A soaking wet Jerry Pate emerged from the water beside the 18th green, triumphant but tearful. It had been a long time since such a plunge, a long time since a productive career had been curtailed by injury, a long time since a 5-iron shot to the final green set up a victory.
Once among the most promising young players in the game, with a U.S. Open and Players Championship title on his resume and seemingly a slew of trophies in his future, Pate suffered a shoulder injury with one fateful swing and would never win again.
This time, it was a shot to 12 feet that set up a birdie putt that Pate converted for a one-shot victory over Hale Irwin, Mark James and Morris Hatalsky in the Outback Steakhouse Pro-Am at the TPC of Tampa Bay.
The finish brought back memories of another 5-iron approach, the one to the 72nd hole at Atlanta Athletic Club in 1976 that led to his winning birdie putt at the U.S. Open.
This was Pate's first victory on the Champions Tour, his first anywhere since he won the 1982 Players Championship and jumped into the lake beside the green at the TPC Sawgrass with then-PGA Tour commissioner Deane Beman and course designer Pete Dye.
Eyeing the water again, Pate figured, why not?
"I felt like there was unfinished busness, like I had something to prove," said Pate, 52, who won $240,000 from the $1.6-million purse. "That's what keeps you coming back, right here in your heart. I just feel blessed to be able to come out here and play again."
Pate shot 5-under 66 to finish the 54-hole event at 202, 11 under. For most of the day, he lurked behind James (68) and Irwin (68), who shared the second-round lead with Mark McNulty, and Hatalsky, who shot 64 and narrowly missed a birdie putt on the final hole.
McNulty (73) had fallen out of contention, but the others had a chance coming to the 18th hole. James, playing in the same group with Pate, missed the green and had to get up and down for par then watched Pate hole what turned out to be the winning putt.
Playing a group behind, Irwin bogeyed the 17th hole after knocking his approach into a bunker to fall into a tie with Pate, James and Hatalsky. After Pate birdied, a poor drive left Irwin with a tough shot to the 18th green and a 50-foot birdie putt that he could not convert.
"Same refrain as last week," said Irwin, the defending Outback champion and 44-time winner on the Champions Tour who let a chance to win the ACE Group Classic in Naples slip away with a final-hole double bogey.
"I played some of my worst golf down the stretch. I had my chances. I just did not have them on the last three holes."
Pate came onto the tour with a good bit of fanfare two years ago but had been unable to win. He let excellent opportunities pass at the 2004 Tradition and last year's Senior PGA Championship, where he three-putted the final hole to fall into a playoff, which he lost to Mike Reid.
Afterward, there was a good deal of second-guessing as Pate elected to lay up rather than go for the green in two, which likely would have set up an easy two-putt birdie and victory.
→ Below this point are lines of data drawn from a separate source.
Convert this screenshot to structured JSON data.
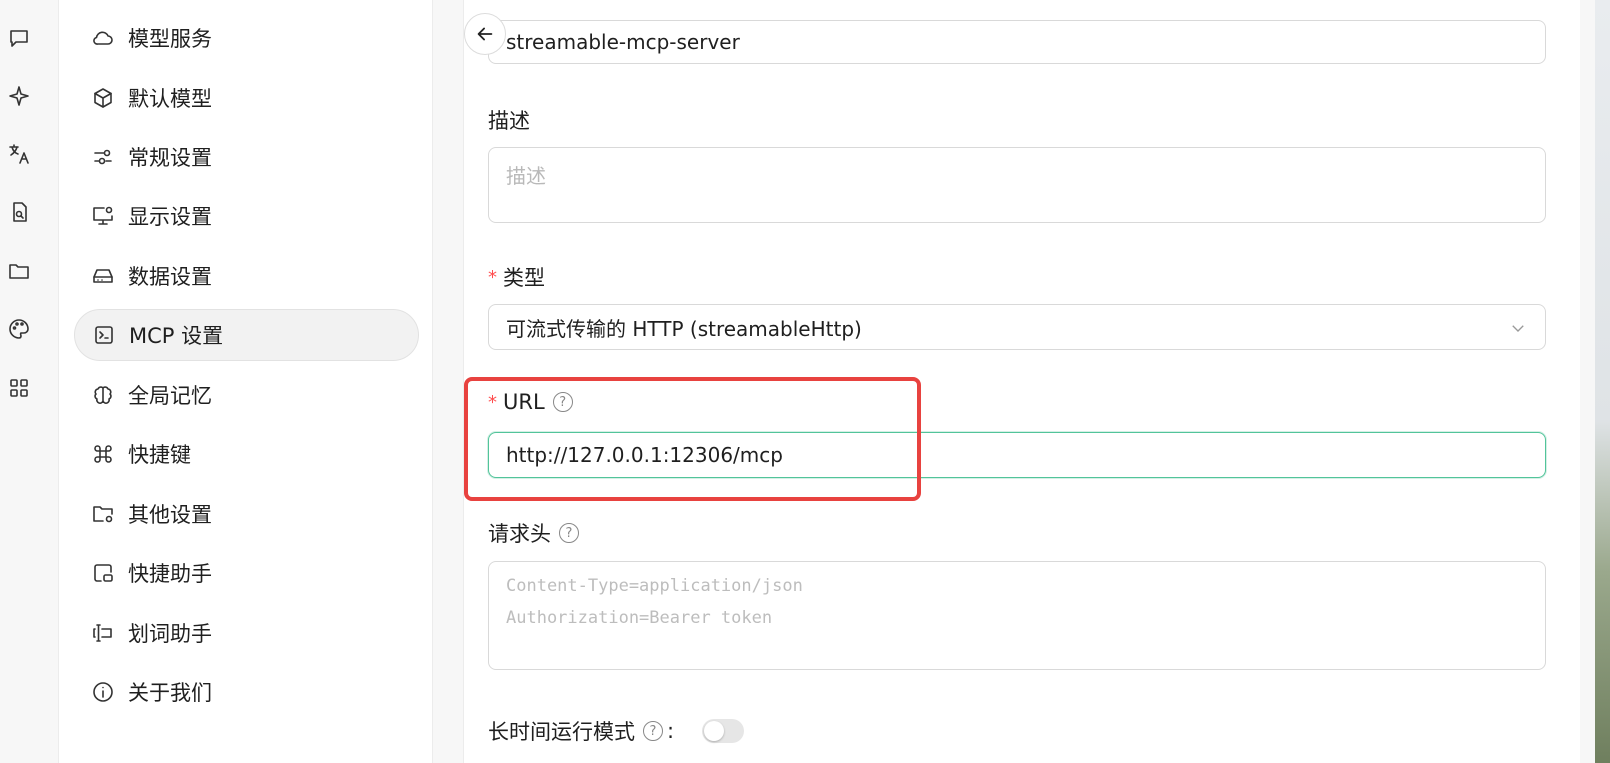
{
  "rail": {
    "icons": [
      "chat-icon",
      "sparkle-icon",
      "translate-icon",
      "document-search-icon",
      "folder-icon",
      "palette-icon",
      "apps-grid-icon"
    ]
  },
  "nav": {
    "items": [
      {
        "label": "模型服务",
        "icon": "cloud-icon",
        "active": false
      },
      {
        "label": "默认模型",
        "icon": "cube-icon",
        "active": false
      },
      {
        "label": "常规设置",
        "icon": "sliders-icon",
        "active": false
      },
      {
        "label": "显示设置",
        "icon": "monitor-gear-icon",
        "active": false
      },
      {
        "label": "数据设置",
        "icon": "hard-drive-icon",
        "active": false
      },
      {
        "label": "MCP 设置",
        "icon": "terminal-icon",
        "active": true
      },
      {
        "label": "全局记忆",
        "icon": "brain-icon",
        "active": false
      },
      {
        "label": "快捷键",
        "icon": "command-icon",
        "active": false
      },
      {
        "label": "其他设置",
        "icon": "folder-gear-icon",
        "active": false
      },
      {
        "label": "快捷助手",
        "icon": "window-assistant-icon",
        "active": false
      },
      {
        "label": "划词助手",
        "icon": "text-cursor-icon",
        "active": false
      },
      {
        "label": "关于我们",
        "icon": "info-icon",
        "active": false
      }
    ]
  },
  "form": {
    "name_value": "streamable-mcp-server",
    "description_label": "描述",
    "description_placeholder": "描述",
    "type_label": "类型",
    "type_value": "可流式传输的 HTTP (streamableHttp)",
    "url_label": "URL",
    "url_value": "http://127.0.0.1:12306/mcp",
    "headers_label": "请求头",
    "headers_placeholder_line1": "Content-Type=application/json",
    "headers_placeholder_line2": "Authorization=Bearer token",
    "long_running_label": "长时间运行模式",
    "long_running_enabled": false,
    "help_glyph": "?",
    "required_mark": "*",
    "colon": ":"
  },
  "colors": {
    "accent": "#52c49a",
    "required": "#ff4d4f",
    "highlight": "#e8423f"
  }
}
"You know, I haven't laid up in my life," said Pate, who lives in Pensacola. "To sit there and lay up and lose the tournament, it was disheartening."
No more so, however, than seeing his career all but end when he was poised to be a star.
Starting in 1976, when Pate won the U.S. Open, through that Players Championship in 1982, he won eight times and finished outside the top 10 on the PGA Tour money list just once.
He had won the 1974 U.S. Amateur at 20, the U.S. Open at 22. The only others to win those titles at such an early age were Bobby Jones and Jack Nicklaus. Only 11 players have won both, the last three being Nicklaus, Pate and Tiger Woods.
After winning the Players that year, Pate missed a playoff at the Masters by a stroke. Then just like that, it was all gone. While practicing, Pate heard something pop in his left shoulder.
He tried to play through it. . Three surgeries followed. Another occurred three years ago as he was preparing for the Champions Tour.
"You think you can do no wrong," Pate said. "It's a huge, deflating ego-buster when you get hurt and all of a sudden you are gone. You're like a Heisman Trophy guy blowing his knee out and you can't run anymore."
Pate never posted another top 10 on the PGA Tour, but he never sulked. For 10 years, he did television commentary and became involved in business ventures, including a Toro distributorship, a turf farm, golf course design and several charitable causes.
But it's not the same as being soaked in victory.
"I didn't dream I would have to make birdie to win," Pate said. "To come in there and make that putt it was like magic."
Jerry Pate emerges from the lake at the 18th green after his victory. Pate also took a bath after winning the 1982 Players Championship. Hale Irwin, top, who tied for second one shot back, reacts after missing a putt at 18. That came after a poor drive and a bogey at No. 17.
Jerry Pate, who won his first Champions Tour event, celebrates making a birdie putt at No. 18. The putt came after he hit a 5-iron to within 12 feet of the hole.
Hale Irwin lines up a 50-foot birdie putt at No. 18. He would have forced a playoff had he made it.
Mark James who finished one back of the winner, reacts to his chip out of the rough at No. 18.